"revolution" blog posts

After Edward Colston: The Bristol Library Society and the Slave Trade

Posted on: 10 June 2020 | Category: 2020 posts

The statue of Edward Colston

The toppling of the statue of the slave trader Edward Colston (1636-1721) in Bristol on 7 June 2020 has reminded a whole country – and many other parts of the world – of the city’s historical involvement in the slave trade. In the eighteenth century, Bristol prided itself as the second city of the British Empire and the traffic in human beings played a seminal role in creating the city’s wealth. In the second half of the century, the city used its increased prosperity to found cultural institutions, and one of the most notable ones was the Bristol Library Society, established in 1772-73. As a postdoctoral member of Professor Mark Towsey’s AHRC project on ‘Libraries, Reading Communities and Cultural Formation in the Eighteenth-Century Atlantic’, I conduct research on this institution and recently signed a contract with Bristol Record Society to publish an edition of its eighteenth-century committee minutes in book form.


Professor Elaine Chalus discusses women and elections in the age of revolution

Posted on: 6 May 2020 | Category: 2020 posts

Screenshot of the University of Kent's Age of Revolution website

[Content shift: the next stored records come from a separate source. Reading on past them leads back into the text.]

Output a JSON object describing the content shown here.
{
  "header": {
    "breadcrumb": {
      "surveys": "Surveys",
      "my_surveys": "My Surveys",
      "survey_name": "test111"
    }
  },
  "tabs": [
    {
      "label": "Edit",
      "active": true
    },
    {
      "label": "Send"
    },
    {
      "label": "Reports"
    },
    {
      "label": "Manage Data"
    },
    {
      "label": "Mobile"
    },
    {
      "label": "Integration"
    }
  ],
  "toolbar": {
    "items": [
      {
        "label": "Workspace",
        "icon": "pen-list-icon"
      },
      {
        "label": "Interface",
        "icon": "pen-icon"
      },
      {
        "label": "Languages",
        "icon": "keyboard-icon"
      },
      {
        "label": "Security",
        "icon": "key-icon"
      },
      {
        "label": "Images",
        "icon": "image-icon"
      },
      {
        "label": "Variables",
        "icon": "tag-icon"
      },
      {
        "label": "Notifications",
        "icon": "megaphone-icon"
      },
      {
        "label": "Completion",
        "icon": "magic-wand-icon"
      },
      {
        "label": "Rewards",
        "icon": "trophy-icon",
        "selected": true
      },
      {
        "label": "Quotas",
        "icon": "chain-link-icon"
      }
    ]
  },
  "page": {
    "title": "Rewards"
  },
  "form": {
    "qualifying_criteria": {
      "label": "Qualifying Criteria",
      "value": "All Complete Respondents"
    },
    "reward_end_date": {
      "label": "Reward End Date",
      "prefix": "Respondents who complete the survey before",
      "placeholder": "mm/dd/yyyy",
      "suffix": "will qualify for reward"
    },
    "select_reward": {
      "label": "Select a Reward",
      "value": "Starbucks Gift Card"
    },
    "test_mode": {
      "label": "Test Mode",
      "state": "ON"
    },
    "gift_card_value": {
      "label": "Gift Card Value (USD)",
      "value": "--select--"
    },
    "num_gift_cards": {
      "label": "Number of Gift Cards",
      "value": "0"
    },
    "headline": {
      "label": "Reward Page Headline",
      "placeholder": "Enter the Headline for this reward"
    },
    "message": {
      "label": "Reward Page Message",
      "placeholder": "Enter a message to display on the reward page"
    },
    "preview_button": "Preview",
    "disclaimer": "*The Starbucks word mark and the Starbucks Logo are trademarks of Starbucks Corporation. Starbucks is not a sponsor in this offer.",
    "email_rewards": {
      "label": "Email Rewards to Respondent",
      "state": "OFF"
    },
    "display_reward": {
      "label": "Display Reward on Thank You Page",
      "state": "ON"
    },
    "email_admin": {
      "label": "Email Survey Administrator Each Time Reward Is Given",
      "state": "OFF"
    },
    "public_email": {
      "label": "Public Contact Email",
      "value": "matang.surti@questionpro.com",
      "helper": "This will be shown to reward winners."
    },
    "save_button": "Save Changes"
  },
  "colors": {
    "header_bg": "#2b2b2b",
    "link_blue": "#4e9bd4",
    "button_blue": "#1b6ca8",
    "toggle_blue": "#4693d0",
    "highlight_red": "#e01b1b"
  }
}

Professor Elaine Chalus, Head of the Department of History at the University of Liverpool, was recently recorded discussing women and elections with Megan King from the University of Kent’s Age of Revolutions research project.